Superintendent Lori VanLeer

The Washington School Board will set its 2013-14 property tax rate following a public hearing Wednesday, Aug. 28.

Public comments will be accepted during the hearing.

The hearing will be held during the board’s regular monthly meeting, which begins at 7 p.m. in the Locust Street administration building.

The school board met earlier this month in a work session to discuss various options on transferring pennies from the capital projects fund to the operations fund, and the implications if that action is taken.

At that time, school officials were planning for a 6 percent, or about $33 million, drop in assessed valuation in Franklin County — which equates to a loss of about $1.2 million to the district. Since that meeting, the news has only gotten worse, officials said.

The district is now facing a drop of about $46 million in assessed valuation in the county — which equates to a loss of $1.8 million.

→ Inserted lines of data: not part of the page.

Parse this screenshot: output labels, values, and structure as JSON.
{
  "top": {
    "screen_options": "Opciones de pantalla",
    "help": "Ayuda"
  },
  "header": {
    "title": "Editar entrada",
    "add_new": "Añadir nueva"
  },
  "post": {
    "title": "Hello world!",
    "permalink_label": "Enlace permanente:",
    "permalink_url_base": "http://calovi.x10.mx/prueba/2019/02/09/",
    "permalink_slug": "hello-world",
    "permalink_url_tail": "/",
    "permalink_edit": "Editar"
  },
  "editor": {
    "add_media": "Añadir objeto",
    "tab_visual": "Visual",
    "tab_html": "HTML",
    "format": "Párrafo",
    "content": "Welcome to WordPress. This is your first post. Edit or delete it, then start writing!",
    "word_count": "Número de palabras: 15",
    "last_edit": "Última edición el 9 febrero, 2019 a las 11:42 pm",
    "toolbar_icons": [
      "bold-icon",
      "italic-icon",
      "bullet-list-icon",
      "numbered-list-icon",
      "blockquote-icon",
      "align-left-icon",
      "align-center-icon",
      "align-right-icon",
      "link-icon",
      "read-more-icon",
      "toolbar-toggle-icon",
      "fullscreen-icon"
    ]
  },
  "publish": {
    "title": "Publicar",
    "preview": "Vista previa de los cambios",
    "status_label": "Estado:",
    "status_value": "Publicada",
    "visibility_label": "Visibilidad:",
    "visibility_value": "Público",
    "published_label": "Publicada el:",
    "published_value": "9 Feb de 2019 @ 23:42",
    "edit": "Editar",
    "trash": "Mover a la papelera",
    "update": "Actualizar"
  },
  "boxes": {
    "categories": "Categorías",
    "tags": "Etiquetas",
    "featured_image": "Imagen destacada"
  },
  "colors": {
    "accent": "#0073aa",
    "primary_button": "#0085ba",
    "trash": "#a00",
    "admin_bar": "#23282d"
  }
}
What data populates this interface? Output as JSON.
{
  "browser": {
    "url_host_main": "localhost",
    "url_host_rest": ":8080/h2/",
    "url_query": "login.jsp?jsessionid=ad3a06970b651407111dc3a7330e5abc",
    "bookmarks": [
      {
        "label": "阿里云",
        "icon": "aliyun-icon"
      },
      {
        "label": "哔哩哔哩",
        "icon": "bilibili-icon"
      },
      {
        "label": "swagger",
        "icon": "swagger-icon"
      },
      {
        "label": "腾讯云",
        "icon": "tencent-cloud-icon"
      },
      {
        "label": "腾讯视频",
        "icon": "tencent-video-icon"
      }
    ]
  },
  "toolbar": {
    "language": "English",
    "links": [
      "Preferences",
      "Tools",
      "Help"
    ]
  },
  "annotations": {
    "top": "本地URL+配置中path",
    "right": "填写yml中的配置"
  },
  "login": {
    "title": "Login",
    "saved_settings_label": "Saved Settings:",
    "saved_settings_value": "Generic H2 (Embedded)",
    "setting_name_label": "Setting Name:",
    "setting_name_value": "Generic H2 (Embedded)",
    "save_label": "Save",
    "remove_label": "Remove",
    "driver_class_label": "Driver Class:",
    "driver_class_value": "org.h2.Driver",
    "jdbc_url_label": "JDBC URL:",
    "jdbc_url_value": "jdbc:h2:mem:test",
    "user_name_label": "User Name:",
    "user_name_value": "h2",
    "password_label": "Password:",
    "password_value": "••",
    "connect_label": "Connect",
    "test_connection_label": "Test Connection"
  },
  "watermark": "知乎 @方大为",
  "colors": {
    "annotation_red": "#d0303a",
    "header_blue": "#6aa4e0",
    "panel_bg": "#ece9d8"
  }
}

After their initial work session, the board was proposing to set the levy at $3.9367 per $100 assessed valuation, which is 11 cents higher than the current levy of $3.8260. This is the same information posted in a legal notice in The Missourian.

However, with the even greater drop in assessed value, the board is now proposing to set the levy at $4.0205 per $100 assessed value — 19 cents higher than last year.

The board will not transfer any additional pennies from the capital projects fund to the operations fund due to the uncertainty with state funding and so the district can implement a pilot technology program at the high school.

The proposed breakdown for the 2013-14 rate is as follows:

Incidental Fund — $3.2988.

Debt Service Fund — $0.3317.

Capital Projects Fund — $0.3900.

The tax rates are set to produce the revenues which the budget for the fiscal year beginning July 1, 2013, shows to be required from property tax.

Each tax rate is determined by dividing the amount of revenue needed by the current assessed valuation. The result is multiplied by 100 so the tax rate will be expressed in cents per $100 valuation.

School districts are required to set their levy on or before Sept. 1 following the state auditor’s approval of the Board of Equalization valuations received by the district in August of each year.

Superintendent Dr. Lori VanLeer said school officials plan to meet with county Assessor Tom Copeland Thursday to seek additional information on the significant drop in assessed valuation and to review data.

“Our revenue situation is worsening and the setting of the levy is about remaining neutral,” VanLeer told board members in email this week. “We will need to make some budgetary changes and we need to shrink our footprint. There will be more work to come on this.”

The superintendent said the funding losses are unfortunate because of the many goals the district has set.

The district also could lose upward of $800,000-plus in state funding if House Bill 253 is passed over the governor’s veto in September.